### Work to complete
Search the records below for the word "Press", then return every line where it appears.

### Data to process
····················

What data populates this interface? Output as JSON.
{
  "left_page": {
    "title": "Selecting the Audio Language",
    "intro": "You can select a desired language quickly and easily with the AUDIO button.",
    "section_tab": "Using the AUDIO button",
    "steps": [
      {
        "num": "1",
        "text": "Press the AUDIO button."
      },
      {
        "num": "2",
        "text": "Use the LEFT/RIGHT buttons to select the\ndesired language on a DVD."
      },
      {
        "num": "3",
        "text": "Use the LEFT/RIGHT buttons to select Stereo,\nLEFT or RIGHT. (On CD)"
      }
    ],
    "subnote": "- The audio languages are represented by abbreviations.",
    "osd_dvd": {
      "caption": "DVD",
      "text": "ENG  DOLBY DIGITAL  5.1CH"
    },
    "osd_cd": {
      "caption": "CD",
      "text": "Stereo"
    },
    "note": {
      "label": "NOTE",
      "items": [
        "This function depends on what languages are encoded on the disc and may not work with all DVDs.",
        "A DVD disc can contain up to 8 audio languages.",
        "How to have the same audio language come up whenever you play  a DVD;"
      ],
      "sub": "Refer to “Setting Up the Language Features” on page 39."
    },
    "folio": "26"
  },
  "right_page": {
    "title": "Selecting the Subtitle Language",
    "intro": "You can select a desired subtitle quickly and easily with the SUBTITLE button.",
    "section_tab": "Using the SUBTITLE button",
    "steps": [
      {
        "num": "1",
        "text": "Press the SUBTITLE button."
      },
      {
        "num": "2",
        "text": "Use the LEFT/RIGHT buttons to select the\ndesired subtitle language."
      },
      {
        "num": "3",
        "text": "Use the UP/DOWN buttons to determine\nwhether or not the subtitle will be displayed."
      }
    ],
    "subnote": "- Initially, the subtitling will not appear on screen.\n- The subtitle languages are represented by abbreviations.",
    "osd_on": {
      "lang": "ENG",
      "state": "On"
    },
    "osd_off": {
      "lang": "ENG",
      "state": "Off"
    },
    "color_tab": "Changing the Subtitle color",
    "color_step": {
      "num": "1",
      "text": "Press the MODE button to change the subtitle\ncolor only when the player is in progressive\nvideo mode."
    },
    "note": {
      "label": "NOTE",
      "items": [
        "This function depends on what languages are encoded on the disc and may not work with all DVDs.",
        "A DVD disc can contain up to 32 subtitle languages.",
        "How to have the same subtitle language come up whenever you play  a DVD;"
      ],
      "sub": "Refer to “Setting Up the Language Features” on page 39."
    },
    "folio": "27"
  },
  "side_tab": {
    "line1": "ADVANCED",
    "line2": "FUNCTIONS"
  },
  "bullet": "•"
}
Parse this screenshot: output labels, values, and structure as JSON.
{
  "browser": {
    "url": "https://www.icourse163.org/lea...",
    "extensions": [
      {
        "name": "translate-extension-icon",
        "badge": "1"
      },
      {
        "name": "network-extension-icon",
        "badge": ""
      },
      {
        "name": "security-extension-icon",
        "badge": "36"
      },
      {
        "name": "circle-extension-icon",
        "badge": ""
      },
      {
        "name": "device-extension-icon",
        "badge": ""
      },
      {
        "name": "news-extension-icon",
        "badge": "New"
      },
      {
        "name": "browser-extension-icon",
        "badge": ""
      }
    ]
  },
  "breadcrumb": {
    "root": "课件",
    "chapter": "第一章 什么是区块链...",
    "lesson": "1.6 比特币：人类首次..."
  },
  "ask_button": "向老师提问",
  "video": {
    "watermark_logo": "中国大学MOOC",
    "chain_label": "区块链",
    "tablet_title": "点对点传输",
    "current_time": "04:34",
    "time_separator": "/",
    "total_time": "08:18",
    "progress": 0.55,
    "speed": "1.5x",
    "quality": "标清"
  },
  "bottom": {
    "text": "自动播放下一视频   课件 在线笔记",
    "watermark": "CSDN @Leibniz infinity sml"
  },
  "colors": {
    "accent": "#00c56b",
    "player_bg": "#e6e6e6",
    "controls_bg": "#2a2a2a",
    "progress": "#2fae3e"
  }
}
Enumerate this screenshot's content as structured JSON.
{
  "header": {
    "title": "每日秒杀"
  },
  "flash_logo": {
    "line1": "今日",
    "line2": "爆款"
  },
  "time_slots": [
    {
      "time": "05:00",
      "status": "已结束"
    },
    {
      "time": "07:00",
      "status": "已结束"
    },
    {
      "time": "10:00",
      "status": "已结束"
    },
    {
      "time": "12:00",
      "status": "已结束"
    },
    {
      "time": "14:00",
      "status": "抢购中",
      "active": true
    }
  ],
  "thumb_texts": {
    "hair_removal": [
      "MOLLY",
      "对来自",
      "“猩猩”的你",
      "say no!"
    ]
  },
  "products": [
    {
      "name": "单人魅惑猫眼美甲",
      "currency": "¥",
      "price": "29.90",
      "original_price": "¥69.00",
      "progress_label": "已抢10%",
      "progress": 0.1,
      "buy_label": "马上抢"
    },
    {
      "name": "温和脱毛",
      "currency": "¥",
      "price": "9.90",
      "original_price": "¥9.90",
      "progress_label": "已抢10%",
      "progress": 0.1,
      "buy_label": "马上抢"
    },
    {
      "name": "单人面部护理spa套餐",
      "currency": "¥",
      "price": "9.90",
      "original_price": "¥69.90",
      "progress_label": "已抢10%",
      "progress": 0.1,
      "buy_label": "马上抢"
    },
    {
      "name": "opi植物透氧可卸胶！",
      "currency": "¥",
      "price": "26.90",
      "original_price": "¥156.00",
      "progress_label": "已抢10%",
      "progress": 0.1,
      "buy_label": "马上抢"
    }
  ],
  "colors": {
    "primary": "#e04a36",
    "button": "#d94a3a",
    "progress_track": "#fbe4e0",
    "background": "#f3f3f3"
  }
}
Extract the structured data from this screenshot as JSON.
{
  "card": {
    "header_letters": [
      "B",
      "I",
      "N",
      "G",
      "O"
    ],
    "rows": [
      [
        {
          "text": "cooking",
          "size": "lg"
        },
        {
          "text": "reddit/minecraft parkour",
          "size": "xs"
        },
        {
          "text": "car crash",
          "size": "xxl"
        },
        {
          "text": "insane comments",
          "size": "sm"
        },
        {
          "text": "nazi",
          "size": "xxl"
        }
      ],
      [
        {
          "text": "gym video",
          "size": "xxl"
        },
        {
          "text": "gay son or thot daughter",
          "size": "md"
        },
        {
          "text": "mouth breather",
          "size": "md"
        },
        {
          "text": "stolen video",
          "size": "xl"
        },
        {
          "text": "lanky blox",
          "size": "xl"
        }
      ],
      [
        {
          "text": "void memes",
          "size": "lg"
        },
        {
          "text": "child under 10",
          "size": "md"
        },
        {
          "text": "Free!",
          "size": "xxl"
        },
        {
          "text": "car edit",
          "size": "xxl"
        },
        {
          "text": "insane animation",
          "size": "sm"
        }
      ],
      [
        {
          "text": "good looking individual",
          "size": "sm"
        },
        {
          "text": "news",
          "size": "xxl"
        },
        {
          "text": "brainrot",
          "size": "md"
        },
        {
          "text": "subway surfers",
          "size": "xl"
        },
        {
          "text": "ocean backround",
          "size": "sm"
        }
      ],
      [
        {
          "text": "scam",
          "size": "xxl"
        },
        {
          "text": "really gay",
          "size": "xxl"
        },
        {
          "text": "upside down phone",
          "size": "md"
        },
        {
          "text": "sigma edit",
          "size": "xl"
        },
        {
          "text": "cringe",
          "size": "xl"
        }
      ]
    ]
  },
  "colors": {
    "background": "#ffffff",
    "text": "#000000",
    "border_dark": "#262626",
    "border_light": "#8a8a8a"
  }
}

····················

### Your response
        "text": "Press the AUDIO button."
        "text": "Press the SUBTITLE button."
      "text": "Press the MODE button to change the subtitle\ncolor only when the player is in progressive\nvideo mode."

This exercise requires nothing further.